<p>I am a junior in high school. I plan to transfer to a UC(preferably UCLA or Berkeley) straight out of high school. Im taking night classes at a CCC part time. At the end of this Spring 2012 semester, I will have 48 transferable units. Next year I plan to take 6 AP classes. I read up that you need to finish your Igetc and prereq classes for your major done by the Spring before the Fall term you transfer in. Since AP tests scores don't come in until summer, what happens to the AP tests that I need to use to satisfy my prereqs and igetc such as AP stats and AP calc bc???</p>
<p>one of the requirements to transfer with junior standing is that you cannot be concurrently enrolled in high school.
what i did was leave high school after my sophomore year by passing the CHSPE, so i was no longer considered enrolled in high school.</p>
<p>even if you have a ton of units under your belt, as long as you are still enrolled in high school, you will have to select the freshman option on the UC app.</p>

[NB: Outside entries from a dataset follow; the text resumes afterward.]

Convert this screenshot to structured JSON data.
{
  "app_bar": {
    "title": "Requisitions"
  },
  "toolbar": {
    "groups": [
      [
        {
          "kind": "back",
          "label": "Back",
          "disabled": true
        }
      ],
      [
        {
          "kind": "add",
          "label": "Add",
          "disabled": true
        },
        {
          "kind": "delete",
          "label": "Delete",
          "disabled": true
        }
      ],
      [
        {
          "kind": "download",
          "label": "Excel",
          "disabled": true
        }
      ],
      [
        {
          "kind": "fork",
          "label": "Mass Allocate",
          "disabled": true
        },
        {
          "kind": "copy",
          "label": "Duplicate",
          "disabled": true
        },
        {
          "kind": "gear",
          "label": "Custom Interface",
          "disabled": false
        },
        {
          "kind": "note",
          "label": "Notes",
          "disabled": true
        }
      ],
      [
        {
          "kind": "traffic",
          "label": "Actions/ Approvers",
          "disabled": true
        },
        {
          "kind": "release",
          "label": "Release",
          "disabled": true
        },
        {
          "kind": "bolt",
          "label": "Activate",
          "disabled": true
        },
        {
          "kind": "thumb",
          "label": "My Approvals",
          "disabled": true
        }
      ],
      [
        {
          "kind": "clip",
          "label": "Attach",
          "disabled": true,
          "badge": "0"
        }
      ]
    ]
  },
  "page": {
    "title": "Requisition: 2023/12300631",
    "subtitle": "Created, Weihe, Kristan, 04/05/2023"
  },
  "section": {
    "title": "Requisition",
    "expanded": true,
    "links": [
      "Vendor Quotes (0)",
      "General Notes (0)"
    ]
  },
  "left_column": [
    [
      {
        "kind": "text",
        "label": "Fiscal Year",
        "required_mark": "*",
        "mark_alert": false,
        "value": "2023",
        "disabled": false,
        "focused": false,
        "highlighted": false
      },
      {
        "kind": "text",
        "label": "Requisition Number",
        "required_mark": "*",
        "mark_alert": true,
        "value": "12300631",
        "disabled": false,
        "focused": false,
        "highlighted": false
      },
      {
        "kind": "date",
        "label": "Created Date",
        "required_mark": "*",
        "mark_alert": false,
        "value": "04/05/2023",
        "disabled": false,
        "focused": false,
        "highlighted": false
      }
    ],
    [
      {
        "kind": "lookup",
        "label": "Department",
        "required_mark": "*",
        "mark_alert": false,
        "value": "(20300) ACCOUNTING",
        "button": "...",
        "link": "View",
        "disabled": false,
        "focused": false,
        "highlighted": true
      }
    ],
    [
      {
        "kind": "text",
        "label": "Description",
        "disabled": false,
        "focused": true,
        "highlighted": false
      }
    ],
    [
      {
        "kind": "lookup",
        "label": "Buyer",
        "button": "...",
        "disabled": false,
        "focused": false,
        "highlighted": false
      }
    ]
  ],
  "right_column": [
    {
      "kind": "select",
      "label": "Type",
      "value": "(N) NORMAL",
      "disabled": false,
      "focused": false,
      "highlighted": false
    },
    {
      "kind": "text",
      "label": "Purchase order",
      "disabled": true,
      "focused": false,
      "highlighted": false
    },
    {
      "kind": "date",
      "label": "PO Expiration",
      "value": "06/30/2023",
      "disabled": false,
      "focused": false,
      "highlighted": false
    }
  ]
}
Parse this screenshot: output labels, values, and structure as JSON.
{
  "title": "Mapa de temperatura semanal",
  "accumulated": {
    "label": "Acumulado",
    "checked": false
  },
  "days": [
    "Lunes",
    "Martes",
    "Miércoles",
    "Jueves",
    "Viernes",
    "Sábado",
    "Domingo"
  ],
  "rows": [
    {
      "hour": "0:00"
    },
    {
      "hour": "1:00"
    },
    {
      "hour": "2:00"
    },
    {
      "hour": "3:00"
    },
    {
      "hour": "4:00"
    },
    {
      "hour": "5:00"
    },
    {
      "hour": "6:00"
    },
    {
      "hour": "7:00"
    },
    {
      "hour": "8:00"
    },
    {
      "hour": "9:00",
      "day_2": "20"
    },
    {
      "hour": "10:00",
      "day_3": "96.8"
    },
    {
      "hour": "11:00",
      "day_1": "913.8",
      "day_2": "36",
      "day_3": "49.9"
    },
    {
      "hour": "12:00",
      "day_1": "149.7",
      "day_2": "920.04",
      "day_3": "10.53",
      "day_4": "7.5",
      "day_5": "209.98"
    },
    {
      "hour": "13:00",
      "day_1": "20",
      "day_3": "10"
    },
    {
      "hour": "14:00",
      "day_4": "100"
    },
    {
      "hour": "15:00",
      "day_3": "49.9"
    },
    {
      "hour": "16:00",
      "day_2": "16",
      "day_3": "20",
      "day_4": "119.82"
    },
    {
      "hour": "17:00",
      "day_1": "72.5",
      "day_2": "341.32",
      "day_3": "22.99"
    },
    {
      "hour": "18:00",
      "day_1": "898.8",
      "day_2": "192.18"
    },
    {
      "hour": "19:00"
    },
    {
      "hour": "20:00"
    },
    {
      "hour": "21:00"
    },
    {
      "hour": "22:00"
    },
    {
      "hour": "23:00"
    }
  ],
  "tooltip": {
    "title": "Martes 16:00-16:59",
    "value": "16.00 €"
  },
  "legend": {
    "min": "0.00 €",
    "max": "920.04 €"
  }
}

<p>^^^ wow...ok well when i apply and select freshman option, will my college junior level status raise my chances of getting into UCLA or Berkeley???..Im confident enough to get into the other UCs for sure. My gpa is fairly good, 3.94 weighted currently and i see no problem in achieving at least a 2000 on the SAT. I can see that at worst, i would be going to CCC for 1 year max prob taking 1-2 classes in total, or even none at all which is pretty much just wasting time. Are they any other alternatives to taking the CHSPE that would still allow me to transfer straight out of high school.</p>
<p>Why not just try to apply as a "freshman" directly to UCLA and CAL just to see if you get in? If you've got the grades and test scores, it is quite possible. You could also go the CCC route for a year, and then transfer. Alternatively, if accepted to another UC, you could attend there for a year and due a UC-UC transfer (although this is a much more expensive route and has a lower priority than CCC-UC transfers).</p>
<p>Yea...Ill just see what happens. Thanks for the info</p>